In determining whether the government adequately proved the existence of a conspiracy and appellants' participation, we view the evidence in the light most favorable to the government, Glasser v. United States, 315 U.S. 60, 62 S.Ct. 457, 86 L.Ed. 680 (1942), and accept all reasonable inferences and credibility choices which support the jury verdict, United States v. Prout, 526 F.2d 380 (5 Cir. 1976); United States v. Black, 497 F.2d 1039 (5 Cir. 1974). In the instant case, undercover agents Reina and Alonzo had occasion personally to hear and observe appellants and the other co-conspirators. The testimony of these agents about their first-hand observations of the conspirators, as well as evidence adduced from surveillance operations, was sufficient to make a prima facie showing of the existence of a conspiracy and the appellants' willing participation therein independent of any hearsay statements by co-conspirators. The evidence at trial also established numerous overt acts committed by the various conspirators in furtherance of their plan to distribute heroin to Officer Reina, including several telephone conversations and various meetings to discuss and arrange the sale. Because of their inability to obtain heroin, the conspirators were unable to consummate the planned transaction. Success, however, is not an essential element for a conspiracy conviction, United States v. Jacobs, 451 F.2d 530 (5 Cir. 1971), cert. denied, 405 U.S. 955, 92 S.Ct. 1170, 31 L.Ed.2d 231 (1972); and the government's proof of conspiracy and appellants' participation was clearly sufficient in the instant case.
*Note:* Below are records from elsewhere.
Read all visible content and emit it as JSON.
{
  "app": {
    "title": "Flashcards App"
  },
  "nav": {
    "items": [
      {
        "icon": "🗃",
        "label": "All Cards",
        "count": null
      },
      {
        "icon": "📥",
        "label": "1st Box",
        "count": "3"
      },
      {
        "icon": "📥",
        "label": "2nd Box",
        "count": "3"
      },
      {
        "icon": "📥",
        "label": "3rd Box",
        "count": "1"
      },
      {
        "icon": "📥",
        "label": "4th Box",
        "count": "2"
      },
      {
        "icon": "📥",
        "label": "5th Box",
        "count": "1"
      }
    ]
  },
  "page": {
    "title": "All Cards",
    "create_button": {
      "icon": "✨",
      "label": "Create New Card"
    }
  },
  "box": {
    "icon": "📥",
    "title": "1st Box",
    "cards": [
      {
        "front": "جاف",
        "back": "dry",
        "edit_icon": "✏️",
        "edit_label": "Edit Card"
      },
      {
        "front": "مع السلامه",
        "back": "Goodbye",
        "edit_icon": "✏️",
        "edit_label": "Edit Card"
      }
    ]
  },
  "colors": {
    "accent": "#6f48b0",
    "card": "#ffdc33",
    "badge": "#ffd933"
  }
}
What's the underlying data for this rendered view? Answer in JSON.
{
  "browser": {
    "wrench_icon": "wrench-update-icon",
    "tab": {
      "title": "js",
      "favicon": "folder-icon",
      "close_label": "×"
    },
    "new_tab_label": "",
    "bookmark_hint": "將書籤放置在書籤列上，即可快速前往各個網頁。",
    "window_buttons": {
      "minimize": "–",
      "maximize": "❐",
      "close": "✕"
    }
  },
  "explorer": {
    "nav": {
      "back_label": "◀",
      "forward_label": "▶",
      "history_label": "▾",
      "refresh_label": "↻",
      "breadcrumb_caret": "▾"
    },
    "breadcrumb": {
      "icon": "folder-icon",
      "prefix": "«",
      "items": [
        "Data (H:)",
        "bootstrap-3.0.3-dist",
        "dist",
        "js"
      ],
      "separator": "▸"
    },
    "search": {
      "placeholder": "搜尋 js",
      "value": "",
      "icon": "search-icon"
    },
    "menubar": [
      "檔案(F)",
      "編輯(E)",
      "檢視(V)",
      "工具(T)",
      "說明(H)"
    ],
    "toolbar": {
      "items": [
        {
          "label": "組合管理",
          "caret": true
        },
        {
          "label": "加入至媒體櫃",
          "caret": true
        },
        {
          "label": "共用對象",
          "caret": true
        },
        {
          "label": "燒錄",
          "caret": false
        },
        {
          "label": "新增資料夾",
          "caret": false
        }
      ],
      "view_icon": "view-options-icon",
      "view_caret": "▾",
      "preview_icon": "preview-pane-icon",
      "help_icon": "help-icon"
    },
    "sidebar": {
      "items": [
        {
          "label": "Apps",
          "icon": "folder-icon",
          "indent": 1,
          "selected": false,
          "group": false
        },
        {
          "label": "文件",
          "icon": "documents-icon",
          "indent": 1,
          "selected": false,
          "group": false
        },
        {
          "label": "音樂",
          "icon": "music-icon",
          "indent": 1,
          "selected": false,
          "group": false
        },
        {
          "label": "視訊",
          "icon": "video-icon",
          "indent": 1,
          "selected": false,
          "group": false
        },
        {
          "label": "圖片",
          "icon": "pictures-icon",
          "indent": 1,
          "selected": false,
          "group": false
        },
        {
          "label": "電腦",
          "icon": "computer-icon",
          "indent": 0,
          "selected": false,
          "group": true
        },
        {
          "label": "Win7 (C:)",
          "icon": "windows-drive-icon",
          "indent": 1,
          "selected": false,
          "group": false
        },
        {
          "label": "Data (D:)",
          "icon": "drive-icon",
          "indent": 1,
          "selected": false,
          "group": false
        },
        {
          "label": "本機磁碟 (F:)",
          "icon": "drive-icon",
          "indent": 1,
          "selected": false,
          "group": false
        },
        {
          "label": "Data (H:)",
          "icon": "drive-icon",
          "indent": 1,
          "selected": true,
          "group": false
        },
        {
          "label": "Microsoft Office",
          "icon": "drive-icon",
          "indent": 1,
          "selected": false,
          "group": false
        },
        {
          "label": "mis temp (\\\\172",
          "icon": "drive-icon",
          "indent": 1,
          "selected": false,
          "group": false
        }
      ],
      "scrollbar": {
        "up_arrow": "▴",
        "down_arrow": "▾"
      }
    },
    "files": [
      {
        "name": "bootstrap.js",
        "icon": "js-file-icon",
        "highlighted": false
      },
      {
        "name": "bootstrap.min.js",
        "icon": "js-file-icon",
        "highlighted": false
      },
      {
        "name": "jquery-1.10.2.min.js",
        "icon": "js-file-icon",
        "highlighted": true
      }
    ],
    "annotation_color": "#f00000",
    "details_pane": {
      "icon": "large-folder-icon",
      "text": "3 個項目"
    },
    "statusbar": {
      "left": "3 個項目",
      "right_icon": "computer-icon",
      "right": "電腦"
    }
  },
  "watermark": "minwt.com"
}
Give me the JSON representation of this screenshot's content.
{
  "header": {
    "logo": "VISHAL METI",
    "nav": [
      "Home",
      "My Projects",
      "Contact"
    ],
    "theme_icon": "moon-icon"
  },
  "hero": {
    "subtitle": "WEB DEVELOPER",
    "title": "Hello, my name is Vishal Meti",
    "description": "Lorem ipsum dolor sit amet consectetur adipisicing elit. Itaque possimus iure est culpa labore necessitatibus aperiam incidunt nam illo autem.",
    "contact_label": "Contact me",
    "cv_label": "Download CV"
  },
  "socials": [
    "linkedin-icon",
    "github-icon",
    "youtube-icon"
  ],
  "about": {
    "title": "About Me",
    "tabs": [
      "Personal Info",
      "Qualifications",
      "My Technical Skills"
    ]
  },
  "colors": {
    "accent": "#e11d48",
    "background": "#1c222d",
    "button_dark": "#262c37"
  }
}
Appellants' final point of error challenges the trial court's failure to strike portions of the indictment and testimony at trial relating to the actions of co-conspirators Trevino and Acuna in meeting with officer Reina and selling heroin to him subsequent to the aborted transaction in which appellants had participated. Although the legal basis of appellants' attack is not clearly specified, they apparently object that these allegations and proofs related to a later, separate conspiracy in which they were not involved. Most likely, the subsequent successful distribution by Trevino and Acuna was simply the consummation of the conspirators' original agreement to sell heroin to Officer Reina. See United States v. Perez, 489 F.2d 51 (5 Cir. 1973), cert. denied, 417 U.S. 945, 94 S.Ct. 3067, 41 L.Ed.2d 664 (1974), for distinctions between single and multiple conspiracies. However, even if the evidence established more than one conspiracy, the law is well settled that appellants' convictions may stand because they were proved guilty of participation in at least one of the conspiracies. United States v. Wayman, 510 F.2d 1020 (5 Cir.), cert. denied, 423 U.S. 846, 96 S.Ct. 84, 46 L.Ed.2d 67 (1975); Robinson v. United States, 333 F.2d 950 (5 Cir. 1964); Jolley v. United States, 232 F.2d 83 (5 Cir. 1960).
Finding all of appellants' claims of error without merit, we affirm their convictions.